[Extracted records]
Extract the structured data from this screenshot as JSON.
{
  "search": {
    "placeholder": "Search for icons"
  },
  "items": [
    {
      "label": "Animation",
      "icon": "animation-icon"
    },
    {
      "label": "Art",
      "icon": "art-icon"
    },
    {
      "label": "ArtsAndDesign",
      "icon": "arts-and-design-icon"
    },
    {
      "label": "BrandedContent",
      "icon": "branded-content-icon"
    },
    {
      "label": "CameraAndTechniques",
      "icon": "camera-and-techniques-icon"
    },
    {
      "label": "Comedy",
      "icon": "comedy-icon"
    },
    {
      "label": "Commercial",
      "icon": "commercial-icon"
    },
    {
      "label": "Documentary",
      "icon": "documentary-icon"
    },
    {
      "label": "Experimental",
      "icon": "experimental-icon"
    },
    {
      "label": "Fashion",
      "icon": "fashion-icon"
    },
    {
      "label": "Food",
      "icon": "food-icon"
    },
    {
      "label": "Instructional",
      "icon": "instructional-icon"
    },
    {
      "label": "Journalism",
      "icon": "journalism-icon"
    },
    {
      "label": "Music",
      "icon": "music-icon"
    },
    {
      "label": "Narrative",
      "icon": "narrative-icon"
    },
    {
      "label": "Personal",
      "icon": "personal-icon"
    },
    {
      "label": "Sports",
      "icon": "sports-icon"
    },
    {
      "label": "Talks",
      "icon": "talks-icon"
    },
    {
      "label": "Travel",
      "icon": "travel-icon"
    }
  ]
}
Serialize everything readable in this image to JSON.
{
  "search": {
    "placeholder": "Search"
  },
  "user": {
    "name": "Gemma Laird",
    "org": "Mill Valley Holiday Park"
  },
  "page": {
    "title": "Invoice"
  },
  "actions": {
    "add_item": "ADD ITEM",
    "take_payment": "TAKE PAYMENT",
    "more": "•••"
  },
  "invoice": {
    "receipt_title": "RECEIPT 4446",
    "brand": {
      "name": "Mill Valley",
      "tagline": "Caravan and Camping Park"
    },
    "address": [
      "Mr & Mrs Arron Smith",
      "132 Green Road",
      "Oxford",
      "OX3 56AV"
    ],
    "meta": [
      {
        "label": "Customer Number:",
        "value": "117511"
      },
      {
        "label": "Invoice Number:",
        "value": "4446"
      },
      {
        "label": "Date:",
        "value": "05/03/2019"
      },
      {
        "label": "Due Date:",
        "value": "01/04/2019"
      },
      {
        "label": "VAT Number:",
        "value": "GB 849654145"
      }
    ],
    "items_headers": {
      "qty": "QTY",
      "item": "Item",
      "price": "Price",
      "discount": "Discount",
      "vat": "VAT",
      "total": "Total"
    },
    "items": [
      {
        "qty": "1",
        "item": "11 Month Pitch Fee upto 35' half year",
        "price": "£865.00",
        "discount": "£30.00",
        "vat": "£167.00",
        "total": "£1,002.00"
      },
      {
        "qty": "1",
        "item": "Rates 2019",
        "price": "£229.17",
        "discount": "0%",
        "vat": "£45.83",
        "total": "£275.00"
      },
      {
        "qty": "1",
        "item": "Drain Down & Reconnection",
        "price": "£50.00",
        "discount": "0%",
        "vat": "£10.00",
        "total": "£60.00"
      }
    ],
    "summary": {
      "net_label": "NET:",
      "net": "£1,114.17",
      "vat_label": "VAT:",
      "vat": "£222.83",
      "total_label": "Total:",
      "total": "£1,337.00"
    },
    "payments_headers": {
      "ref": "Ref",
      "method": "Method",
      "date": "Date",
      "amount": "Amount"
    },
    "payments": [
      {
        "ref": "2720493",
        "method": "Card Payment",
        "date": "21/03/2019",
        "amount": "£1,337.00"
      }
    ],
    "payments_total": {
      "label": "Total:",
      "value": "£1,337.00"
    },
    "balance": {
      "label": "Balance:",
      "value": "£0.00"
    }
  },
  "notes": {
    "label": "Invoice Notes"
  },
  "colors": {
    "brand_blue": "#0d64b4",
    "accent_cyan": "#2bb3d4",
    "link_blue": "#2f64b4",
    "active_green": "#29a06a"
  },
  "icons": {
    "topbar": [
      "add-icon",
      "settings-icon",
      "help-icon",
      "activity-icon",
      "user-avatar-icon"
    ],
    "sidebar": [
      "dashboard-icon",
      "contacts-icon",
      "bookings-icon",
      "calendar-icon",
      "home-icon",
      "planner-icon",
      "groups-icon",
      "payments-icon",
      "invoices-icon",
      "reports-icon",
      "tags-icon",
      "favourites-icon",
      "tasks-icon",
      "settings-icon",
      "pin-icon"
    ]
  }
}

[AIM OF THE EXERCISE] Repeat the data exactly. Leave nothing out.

[RESPONSE FOR THIS EXERCISE]
Extract the structured data from this screenshot as JSON.
{
  "search": {
    "placeholder": "Search for icons"
  },
  "items": [
    {
      "label": "Animation",
      "icon": "animation-icon"
    },
    {
      "label": "Art",
      "icon": "art-icon"
    },
    {
      "label": "ArtsAndDesign",
      "icon": "arts-and-design-icon"
    },
    {
      "label": "BrandedContent",
      "icon": "branded-content-icon"
    },
    {
      "label": "CameraAndTechniques",
      "icon": "camera-and-techniques-icon"
    },
    {
      "label": "Comedy",
      "icon": "comedy-icon"
    },
    {
      "label": "Commercial",
      "icon": "commercial-icon"
    },
    {
      "label": "Documentary",
      "icon": "documentary-icon"
    },
    {
      "label": "Experimental",
      "icon": "experimental-icon"
    },
    {
      "label": "Fashion",
      "icon": "fashion-icon"
    },
    {
      "label": "Food",
      "icon": "food-icon"
    },
    {
      "label": "Instructional",
      "icon": "instructional-icon"
    },
    {
      "label": "Journalism",
      "icon": "journalism-icon"
    },
    {
      "label": "Music",
      "icon": "music-icon"
    },
    {
      "label": "Narrative",
      "icon": "narrative-icon"
    },
    {
      "label": "Personal",
      "icon": "personal-icon"
    },
    {
      "label": "Sports",
      "icon": "sports-icon"
    },
    {
      "label": "Talks",
      "icon": "talks-icon"
    },
    {
      "label": "Travel",
      "icon": "travel-icon"
    }
  ]
}
Serialize everything readable in this image to JSON.
{
  "search": {
    "placeholder": "Search"
  },
  "user": {
    "name": "Gemma Laird",
    "org": "Mill Valley Holiday Park"
  },
  "page": {
    "title": "Invoice"
  },
  "actions": {
    "add_item": "ADD ITEM",
    "take_payment": "TAKE PAYMENT",
    "more": "•••"
  },
  "invoice": {
    "receipt_title": "RECEIPT 4446",
    "brand": {
      "name": "Mill Valley",
      "tagline": "Caravan and Camping Park"
    },
    "address": [
      "Mr & Mrs Arron Smith",
      "132 Green Road",
      "Oxford",
      "OX3 56AV"
    ],
    "meta": [
      {
        "label": "Customer Number:",
        "value": "117511"
      },
      {
        "label": "Invoice Number:",
        "value": "4446"
      },
      {
        "label": "Date:",
        "value": "05/03/2019"
      },
      {
        "label": "Due Date:",
        "value": "01/04/2019"
      },
      {
        "label": "VAT Number:",
        "value": "GB 849654145"
      }
    ],
    "items_headers": {
      "qty": "QTY",
      "item": "Item",
      "price": "Price",
      "discount": "Discount",
      "vat": "VAT",
      "total": "Total"
    },
    "items": [
      {
        "qty": "1",
        "item": "11 Month Pitch Fee upto 35' half year",
        "price": "£865.00",
        "discount": "£30.00",
        "vat": "£167.00",
        "total": "£1,002.00"
      },
      {
        "qty": "1",
        "item": "Rates 2019",
        "price": "£229.17",
        "discount": "0%",
        "vat": "£45.83",
        "total": "£275.00"
      },
      {
        "qty": "1",
        "item": "Drain Down & Reconnection",
        "price": "£50.00",
        "discount": "0%",
        "vat": "£10.00",
        "total": "£60.00"
      }
    ],
    "summary": {
      "net_label": "NET:",
      "net": "£1,114.17",
      "vat_label": "VAT:",
      "vat": "£222.83",
      "total_label": "Total:",
      "total": "£1,337.00"
    },
    "payments_headers": {
      "ref": "Ref",
      "method": "Method",
      "date": "Date",
      "amount": "Amount"
    },
    "payments": [
      {
        "ref": "2720493",
        "method": "Card Payment",
        "date": "21/03/2019",
        "amount": "£1,337.00"
      }
    ],
    "payments_total": {
      "label": "Total:",
      "value": "£1,337.00"
    },
    "balance": {
      "label": "Balance:",
      "value": "£0.00"
    }
  },
  "notes": {
    "label": "Invoice Notes"
  },
  "colors": {
    "brand_blue": "#0d64b4",
    "accent_cyan": "#2bb3d4",
    "link_blue": "#2f64b4",
    "active_green": "#29a06a"
  },
  "icons": {
    "topbar": [
      "add-icon",
      "settings-icon",
      "help-icon",
      "activity-icon",
      "user-avatar-icon"
    ],
    "sidebar": [
      "dashboard-icon",
      "contacts-icon",
      "bookings-icon",
      "calendar-icon",
      "home-icon",
      "planner-icon",
      "groups-icon",
      "payments-icon",
      "invoices-icon",
      "reports-icon",
      "tags-icon",
      "favourites-icon",
      "tasks-icon",
      "settings-icon",
      "pin-icon"
    ]
  }
}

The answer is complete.